REQUIRED WORK.
Search the records below for the word "Boys", then return every line where it appears.
(SUPPLIED MATERIAL begins)
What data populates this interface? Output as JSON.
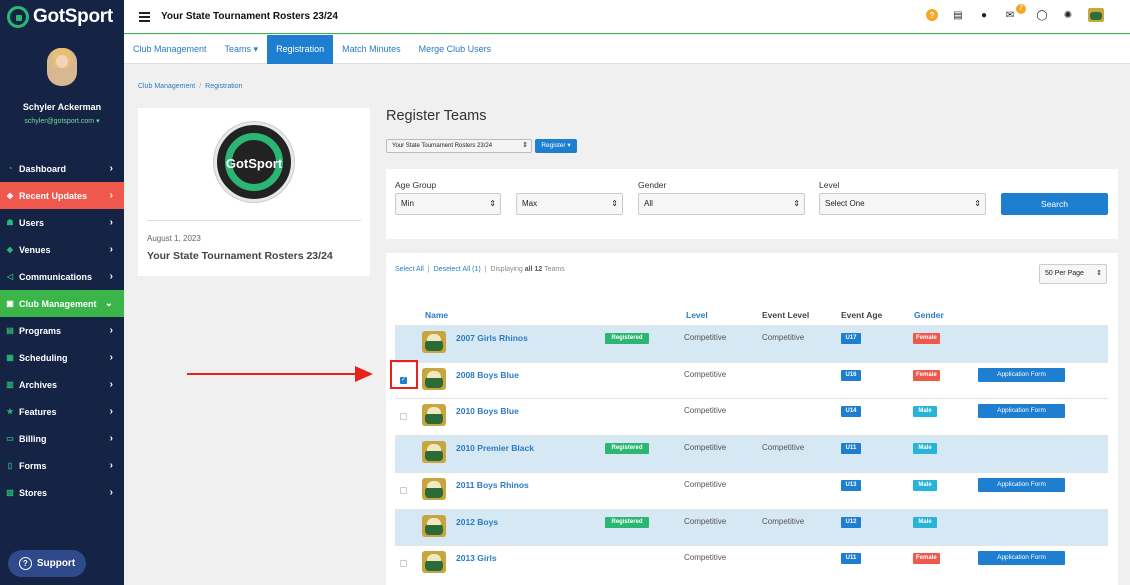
{
  "brand": {
    "name": "GotSport"
  },
  "user": {
    "name": "Schyler Ackerman",
    "email": "schyler@gotsport.com"
  },
  "sidebar": {
    "items": [
      {
        "label": "Dashboard",
        "icon": "dashboard-icon"
      },
      {
        "label": "Recent Updates",
        "icon": "bell-icon",
        "active": "red"
      },
      {
        "label": "Users",
        "icon": "users-icon"
      },
      {
        "label": "Venues",
        "icon": "venue-icon"
      },
      {
        "label": "Communications",
        "icon": "megaphone-icon"
      },
      {
        "label": "Club Management",
        "icon": "club-icon",
        "active": "green"
      },
      {
        "label": "Programs",
        "icon": "programs-icon"
      },
      {
        "label": "Scheduling",
        "icon": "calendar-icon"
      },
      {
        "label": "Archives",
        "icon": "archive-icon"
      },
      {
        "label": "Features",
        "icon": "star-icon"
      },
      {
        "label": "Billing",
        "icon": "credit-card-icon"
      },
      {
        "label": "Forms",
        "icon": "document-icon"
      },
      {
        "label": "Stores",
        "icon": "store-icon"
      }
    ],
    "support_label": "Support"
  },
  "topbar": {
    "title": "Your State Tournament Rosters 23/24",
    "notification_count": "7"
  },
  "tabs": [
    {
      "label": "Club Management"
    },
    {
      "label": "Teams ▾"
    },
    {
      "label": "Registration",
      "active": true
    },
    {
      "label": "Match Minutes"
    },
    {
      "label": "Merge Club Users"
    }
  ],
  "breadcrumb": {
    "items": [
      "Club Management",
      "Registration"
    ]
  },
  "event": {
    "logo_text": "GotSport",
    "date": "August 1, 2023",
    "title": "Your State Tournament Rosters 23/24"
  },
  "register": {
    "heading": "Register Teams",
    "event_select": "Your State Tournament Rosters 23/24",
    "register_button": "Register ▾"
  },
  "filters": {
    "age_group_label": "Age Group",
    "min_value": "Min",
    "max_value": "Max",
    "gender_label": "Gender",
    "gender_value": "All",
    "level_label": "Level",
    "level_value": "Select One",
    "search_button": "Search"
  },
  "list": {
    "select_all": "Select All",
    "deselect_all": "Deselect All (1)",
    "displaying_prefix": "Displaying",
    "displaying_bold": "all 12",
    "displaying_suffix": "Teams",
    "per_page": "50 Per Page",
    "columns": {
      "name": "Name",
      "level": "Level",
      "event_level": "Event Level",
      "event_age": "Event Age",
      "gender": "Gender"
    }
  },
  "teams": [
    {
      "name": "2007 Girls Rhinos",
      "registered": true,
      "registered_label": "Registered",
      "level": "Competitive",
      "event_level": "Competitive",
      "age": "U17",
      "gender": "Female",
      "checked": false,
      "app_form": ""
    },
    {
      "name": "2008 Boys Blue",
      "registered": false,
      "registered_label": "",
      "level": "Competitive",
      "event_level": "",
      "age": "U16",
      "gender": "Female",
      "checked": true,
      "app_form": "Application Form"
    },
    {
      "name": "2010 Boys Blue",
      "registered": false,
      "registered_label": "",
      "level": "Competitive",
      "event_level": "",
      "age": "U14",
      "gender": "Male",
      "checked": false,
      "app_form": "Application Form"
    },
    {
      "name": "2010 Premier Black",
      "registered": true,
      "registered_label": "Registered",
      "level": "Competitive",
      "event_level": "Competitive",
      "age": "U11",
      "gender": "Male",
      "checked": false,
      "app_form": ""
    },
    {
      "name": "2011 Boys Rhinos",
      "registered": false,
      "registered_label": "",
      "level": "Competitive",
      "event_level": "",
      "age": "U13",
      "gender": "Male",
      "checked": false,
      "app_form": "Application Form"
    },
    {
      "name": "2012 Boys",
      "registered": true,
      "registered_label": "Registered",
      "level": "Competitive",
      "event_level": "Competitive",
      "age": "U12",
      "gender": "Male",
      "checked": false,
      "app_form": ""
    },
    {
      "name": "2013 Girls",
      "registered": false,
      "registered_label": "",
      "level": "Competitive",
      "event_level": "",
      "age": "U11",
      "gender": "Female",
      "checked": false,
      "app_form": "Application Form"
    }
  ],
  "colors": {
    "sidebar_bg": "#152444",
    "accent_blue": "#1e7fd0",
    "brand_green": "#2bb673",
    "alert_red": "#f0584e",
    "annotation_red": "#e8231c"
  }
}
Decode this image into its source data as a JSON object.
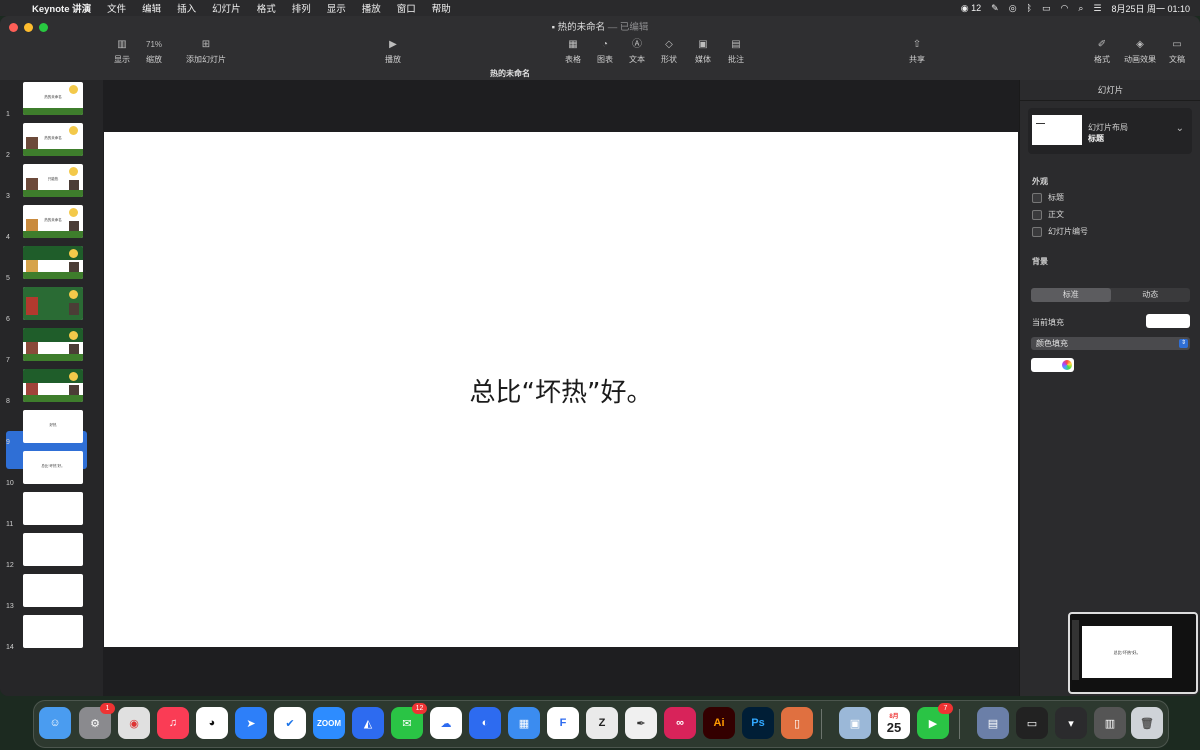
{
  "menubar": {
    "app_name": "Keynote 讲演",
    "items": [
      "文件",
      "编辑",
      "插入",
      "幻灯片",
      "格式",
      "排列",
      "显示",
      "播放",
      "窗口",
      "帮助"
    ],
    "wechat_count": "12",
    "datetime": "8月25日 周一 01:10"
  },
  "window": {
    "title": "热的未命名",
    "title_status": "— 已编辑",
    "subtitle": "热的未命名"
  },
  "toolbar": {
    "view_label": "显示",
    "zoom_value": "71%",
    "zoom_label": "缩放",
    "add_slide_label": "添加幻灯片",
    "play_label": "播放",
    "table_label": "表格",
    "chart_label": "图表",
    "text_label": "文本",
    "shape_label": "形状",
    "media_label": "媒体",
    "comment_label": "批注",
    "share_label": "共享",
    "format_label": "格式",
    "animate_label": "动画效果",
    "document_label": "文稿"
  },
  "slides": [
    {
      "num": "1",
      "title": "热的未命名"
    },
    {
      "num": "2",
      "title": "热的未命名"
    },
    {
      "num": "3",
      "title": "只能热"
    },
    {
      "num": "4",
      "title": "热的未命名"
    },
    {
      "num": "5",
      "title": ""
    },
    {
      "num": "6",
      "title": ""
    },
    {
      "num": "7",
      "title": ""
    },
    {
      "num": "8",
      "title": ""
    },
    {
      "num": "9",
      "title": "好热"
    },
    {
      "num": "10",
      "title": "总比“坏热”好。"
    },
    {
      "num": "11",
      "title": ""
    },
    {
      "num": "12",
      "title": ""
    },
    {
      "num": "13",
      "title": ""
    },
    {
      "num": "14",
      "title": ""
    }
  ],
  "slide_canvas": {
    "text": "总比“坏热”好。"
  },
  "inspector": {
    "header": "幻灯片",
    "layout_label": "幻灯片布局",
    "layout_value": "标题",
    "appearance_title": "外观",
    "checkboxes": [
      "标题",
      "正文",
      "幻灯片编号"
    ],
    "background_title": "背景",
    "seg_standard": "标准",
    "seg_dynamic": "动态",
    "current_fill_label": "当前填充",
    "fill_type": "颜色填充"
  },
  "dock": {
    "settings_badge": "1",
    "wechat_badge": "12",
    "facetime_badge": "7",
    "calendar_month": "8月",
    "calendar_day": "25",
    "zoom_label": "ZOOM",
    "ai_label": "Ai",
    "ps_label": "Ps"
  }
}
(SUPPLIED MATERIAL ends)
RESPONSE TO THIS EXERCISE.
      "name": "2008 Boys Blue",
      "name": "2010 Boys Blue",
      "name": "2011 Boys Rhinos",
      "name": "2012 Boys",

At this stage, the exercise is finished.